Here are some symptoms of catarrh;
if you have any of them, get rid of
them by breathing Hyomel; it is guar-''
anteed to banish catarrh. )
Is your throat raw?
Do you sneeze often?
Is your breath foul?
Ara your eyes watery?
Do yoa take cold easily?
Is your nose stopped up?
Do you have to spit often?
Do crusts form in your nose?
Are you worse in damp weather?
Do you blow your nose a great deal?
Are you losing your sense of smell? ;
Does your mouth taste bad mora-'
Do yon have a dull feeling la your,

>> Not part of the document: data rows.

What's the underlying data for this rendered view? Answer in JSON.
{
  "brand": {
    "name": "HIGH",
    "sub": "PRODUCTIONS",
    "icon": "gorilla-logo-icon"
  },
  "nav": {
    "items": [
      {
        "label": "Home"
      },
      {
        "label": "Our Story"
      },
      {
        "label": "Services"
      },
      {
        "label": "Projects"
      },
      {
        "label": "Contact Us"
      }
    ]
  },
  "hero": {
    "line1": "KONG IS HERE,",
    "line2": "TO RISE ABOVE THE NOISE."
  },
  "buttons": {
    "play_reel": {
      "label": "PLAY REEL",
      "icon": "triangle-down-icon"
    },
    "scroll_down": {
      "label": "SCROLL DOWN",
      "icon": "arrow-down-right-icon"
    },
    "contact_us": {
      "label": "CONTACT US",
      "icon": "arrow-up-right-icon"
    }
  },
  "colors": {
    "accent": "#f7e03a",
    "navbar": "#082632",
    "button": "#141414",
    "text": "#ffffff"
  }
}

Do you have a discharge from the
nose? Does mucus dTop In back of tae
Complete Hyomel outfit, which; In
cludes inhaler, $1, extra bottle, if
needed, 60 cents, at Harper House
pharmacy, and druggists' everywhere.
Use Poslam Overniglt
To Gear the Complexion,
teed Noses, Inflamed Spots,
Stop Itching, etc
and whenever it is desired to be rid of
the lesser skin affections which so often
le?-.1,? luick,y clearing these away,
POSLAM proves the marvelous heal
ing power by which it is enabled, in the
more serious and virulent diseases, to
ccornplish rapid and permanent cures.
rwuKM is unequalled as the one dependable specific for
ECZFflf A ind,llH5 discases- sch as Acne, Tetter, Psoriasis,
7 m l ?, Scalp-Scale, Hemorrhoids, Barbers' and all other
forms of Itch, Salt Rheum, Herpes, and all Eruptions. Rashes, etc.
pnKc't fTr0m. an skin affectiwi can afford to ignore
! f1";"15- " w,1 Prove a revelation to those tortured with
itching irritation, embarrassed by unsightly disfigurements or other
wise enduring skin distress.
PrlceMCcBts. ForSalcBy V
Medicated with POSLAM
Beneficial to the Bkln Antiseptic
Prevents Diseane Luxurious for
Face. Hendi, Bath or Shampooing.
A IX DBUCCISTSt 2S CENTS
or (kls sxru; Of fUHUAM. a-n
thl coupon and end It to the EMER
GENCY LABORATORIES, X2 Welt J&th
Street, New York City.
a conpoa lyo. 200